It's the classic business dilemma: where do you go when you're number one? And in the case of Nokia, which has dominated the global mobile phone market for nearly a decade, that challenge has seemed greater than ever. Nokia's market share has never dipped below 30% since 2000, and in a market which has now reached an astonishing 1.12 billion phones sold every year this is an extraordinary achievement. Indeed, so successful has Nokia's strategy been that it has been increasing its share steadily and finally broke through
the 40% barrier during Q4 last year.
The "Nokia era" of mobile phone dominance has been mirrored by a number of other consumer technology markets in the past. Sony famously dominated the "Walkman" business throughout the 1980s, having created the original design for headset audio by bundling a portable audiocassette player with a pair of lightweight headphones. It's difficult to believe it now, when thumbnail MP3 players carry entire music collections, but that was a cool device just 20 years ago, and if you didn't own a Sony, you made sure to hide the brand. Sony managed to convert some of that loyalty to the CD format, but was gradually losing its grip and eventually missed the boat completely on digital music and today's iPod era.
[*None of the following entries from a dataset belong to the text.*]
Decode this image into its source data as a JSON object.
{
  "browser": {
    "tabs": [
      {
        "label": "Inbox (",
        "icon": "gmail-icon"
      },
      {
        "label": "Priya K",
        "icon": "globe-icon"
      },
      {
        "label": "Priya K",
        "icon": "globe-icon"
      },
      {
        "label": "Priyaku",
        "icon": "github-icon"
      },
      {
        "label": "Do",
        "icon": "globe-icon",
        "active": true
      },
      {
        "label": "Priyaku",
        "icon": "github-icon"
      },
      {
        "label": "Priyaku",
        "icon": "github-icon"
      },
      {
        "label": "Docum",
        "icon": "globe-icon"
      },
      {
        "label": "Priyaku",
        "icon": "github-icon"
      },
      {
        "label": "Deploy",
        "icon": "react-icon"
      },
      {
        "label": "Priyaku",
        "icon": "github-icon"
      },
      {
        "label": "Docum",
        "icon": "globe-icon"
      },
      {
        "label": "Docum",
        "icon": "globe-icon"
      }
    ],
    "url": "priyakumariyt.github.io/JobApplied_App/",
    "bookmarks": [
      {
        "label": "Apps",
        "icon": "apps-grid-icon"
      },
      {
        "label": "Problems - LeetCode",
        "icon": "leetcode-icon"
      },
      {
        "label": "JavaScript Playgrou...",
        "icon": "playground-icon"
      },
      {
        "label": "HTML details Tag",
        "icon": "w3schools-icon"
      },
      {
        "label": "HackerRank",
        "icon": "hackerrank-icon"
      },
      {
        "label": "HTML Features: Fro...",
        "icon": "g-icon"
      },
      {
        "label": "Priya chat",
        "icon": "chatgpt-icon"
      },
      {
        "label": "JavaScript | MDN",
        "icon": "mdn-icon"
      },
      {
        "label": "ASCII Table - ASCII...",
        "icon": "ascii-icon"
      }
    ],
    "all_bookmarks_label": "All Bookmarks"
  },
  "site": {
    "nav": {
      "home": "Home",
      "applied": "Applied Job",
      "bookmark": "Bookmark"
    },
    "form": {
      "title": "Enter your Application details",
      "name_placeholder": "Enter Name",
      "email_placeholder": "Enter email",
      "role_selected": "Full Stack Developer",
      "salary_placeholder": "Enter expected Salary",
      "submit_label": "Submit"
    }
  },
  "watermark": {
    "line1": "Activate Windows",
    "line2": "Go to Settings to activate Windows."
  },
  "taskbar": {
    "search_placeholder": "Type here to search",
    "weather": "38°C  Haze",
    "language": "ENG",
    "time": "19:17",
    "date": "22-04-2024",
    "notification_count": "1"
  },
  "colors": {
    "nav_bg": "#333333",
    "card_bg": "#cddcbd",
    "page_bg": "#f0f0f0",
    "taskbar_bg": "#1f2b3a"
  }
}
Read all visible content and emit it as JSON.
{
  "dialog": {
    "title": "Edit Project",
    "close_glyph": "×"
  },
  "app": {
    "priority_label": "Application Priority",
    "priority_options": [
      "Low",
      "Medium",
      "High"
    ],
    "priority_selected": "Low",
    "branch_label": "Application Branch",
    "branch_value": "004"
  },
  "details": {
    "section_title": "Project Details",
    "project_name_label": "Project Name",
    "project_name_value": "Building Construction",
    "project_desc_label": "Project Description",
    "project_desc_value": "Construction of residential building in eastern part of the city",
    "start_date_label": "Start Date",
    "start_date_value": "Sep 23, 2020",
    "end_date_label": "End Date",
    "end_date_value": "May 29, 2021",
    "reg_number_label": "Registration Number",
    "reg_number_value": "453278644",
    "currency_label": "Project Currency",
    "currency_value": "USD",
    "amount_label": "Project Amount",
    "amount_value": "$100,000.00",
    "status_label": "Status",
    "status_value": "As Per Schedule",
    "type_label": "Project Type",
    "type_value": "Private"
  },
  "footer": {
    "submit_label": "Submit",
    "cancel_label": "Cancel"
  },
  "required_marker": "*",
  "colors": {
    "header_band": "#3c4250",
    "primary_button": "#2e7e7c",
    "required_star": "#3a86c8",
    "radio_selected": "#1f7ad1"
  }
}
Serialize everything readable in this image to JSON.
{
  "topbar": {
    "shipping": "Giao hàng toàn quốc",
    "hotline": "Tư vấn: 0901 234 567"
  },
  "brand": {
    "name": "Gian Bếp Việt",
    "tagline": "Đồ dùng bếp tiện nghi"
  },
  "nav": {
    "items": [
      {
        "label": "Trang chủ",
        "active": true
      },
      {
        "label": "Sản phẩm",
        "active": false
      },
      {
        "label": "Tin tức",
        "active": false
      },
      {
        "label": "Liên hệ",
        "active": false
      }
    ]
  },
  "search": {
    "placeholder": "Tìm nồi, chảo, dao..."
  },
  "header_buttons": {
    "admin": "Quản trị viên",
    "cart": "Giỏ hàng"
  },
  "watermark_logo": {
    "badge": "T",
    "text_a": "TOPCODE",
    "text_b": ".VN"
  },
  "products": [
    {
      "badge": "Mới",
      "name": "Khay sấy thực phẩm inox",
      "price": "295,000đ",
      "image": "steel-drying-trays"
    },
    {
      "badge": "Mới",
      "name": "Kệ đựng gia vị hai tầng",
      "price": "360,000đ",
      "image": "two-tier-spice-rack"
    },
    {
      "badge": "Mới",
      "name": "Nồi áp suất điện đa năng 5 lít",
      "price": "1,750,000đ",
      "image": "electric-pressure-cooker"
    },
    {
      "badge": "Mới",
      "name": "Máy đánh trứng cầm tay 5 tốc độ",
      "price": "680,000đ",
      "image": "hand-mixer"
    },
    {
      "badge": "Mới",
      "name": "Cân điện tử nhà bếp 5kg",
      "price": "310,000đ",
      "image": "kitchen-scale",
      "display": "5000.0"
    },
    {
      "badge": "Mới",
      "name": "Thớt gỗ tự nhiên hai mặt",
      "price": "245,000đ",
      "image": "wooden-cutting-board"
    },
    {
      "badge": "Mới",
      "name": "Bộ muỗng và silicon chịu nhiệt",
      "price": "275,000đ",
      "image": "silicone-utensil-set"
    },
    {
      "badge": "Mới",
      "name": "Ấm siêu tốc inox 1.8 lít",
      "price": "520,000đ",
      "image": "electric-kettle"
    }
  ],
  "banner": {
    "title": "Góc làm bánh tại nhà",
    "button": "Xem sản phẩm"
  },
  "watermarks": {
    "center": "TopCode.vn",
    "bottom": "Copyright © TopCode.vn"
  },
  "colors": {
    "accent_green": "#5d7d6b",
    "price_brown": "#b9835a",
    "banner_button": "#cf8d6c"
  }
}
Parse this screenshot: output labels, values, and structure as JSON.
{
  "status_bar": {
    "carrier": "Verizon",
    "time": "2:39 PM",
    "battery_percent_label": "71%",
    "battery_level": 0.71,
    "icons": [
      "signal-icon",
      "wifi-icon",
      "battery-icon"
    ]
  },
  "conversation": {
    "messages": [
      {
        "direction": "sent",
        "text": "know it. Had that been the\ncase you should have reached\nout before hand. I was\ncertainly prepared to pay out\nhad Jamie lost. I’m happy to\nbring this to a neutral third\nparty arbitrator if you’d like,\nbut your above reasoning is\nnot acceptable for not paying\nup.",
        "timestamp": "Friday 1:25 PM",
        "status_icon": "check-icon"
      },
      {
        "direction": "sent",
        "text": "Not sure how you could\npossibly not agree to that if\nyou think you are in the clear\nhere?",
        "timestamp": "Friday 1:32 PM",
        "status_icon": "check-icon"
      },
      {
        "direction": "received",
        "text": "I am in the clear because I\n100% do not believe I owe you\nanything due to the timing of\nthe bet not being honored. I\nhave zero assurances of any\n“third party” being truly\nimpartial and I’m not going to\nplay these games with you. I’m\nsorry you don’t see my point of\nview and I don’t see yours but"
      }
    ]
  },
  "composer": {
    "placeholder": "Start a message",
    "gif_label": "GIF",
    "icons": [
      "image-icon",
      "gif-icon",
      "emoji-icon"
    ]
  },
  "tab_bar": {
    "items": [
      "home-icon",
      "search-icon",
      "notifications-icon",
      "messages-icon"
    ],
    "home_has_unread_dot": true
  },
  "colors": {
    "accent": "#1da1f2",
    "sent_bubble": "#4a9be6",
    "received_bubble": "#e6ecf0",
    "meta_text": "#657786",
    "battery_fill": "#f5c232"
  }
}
The consumer technology industry is littered with famous old brands that lost their way. RCA was the de facto TV brand leader in the US for years but has long slipped into the sub 5% bracket and is now under Chinese ownership. Japan's JVC created the VHS standard and thrived during the VCR era, but was unable to build on this success and inevitably fell on hard times.
So will the same fate eventually befall Nokia? In historic terms, to dominate a market over a period of several years is not so unusual. The longer term challenge is to maintain sufficient flexibility to react to market evolution. Nokia will no doubt continue to lead in "mobile phones" for some time, but it must never take its eye off the wider technology market in case a new competitor comes along with something that may not look like a phone, but which begins to win Nokia's phone customers. The iPhone is the obvious current example of blind side evolution that could eventually change the competitive environment. Nokia must make sure that it comes up with the answer to "what will mobile phones become?", otherwise that 40% share could look very different in a few years' time.
Nokia Reaches 40% Share as 332 Million Cellphones Ship Worldwide in Q4 2007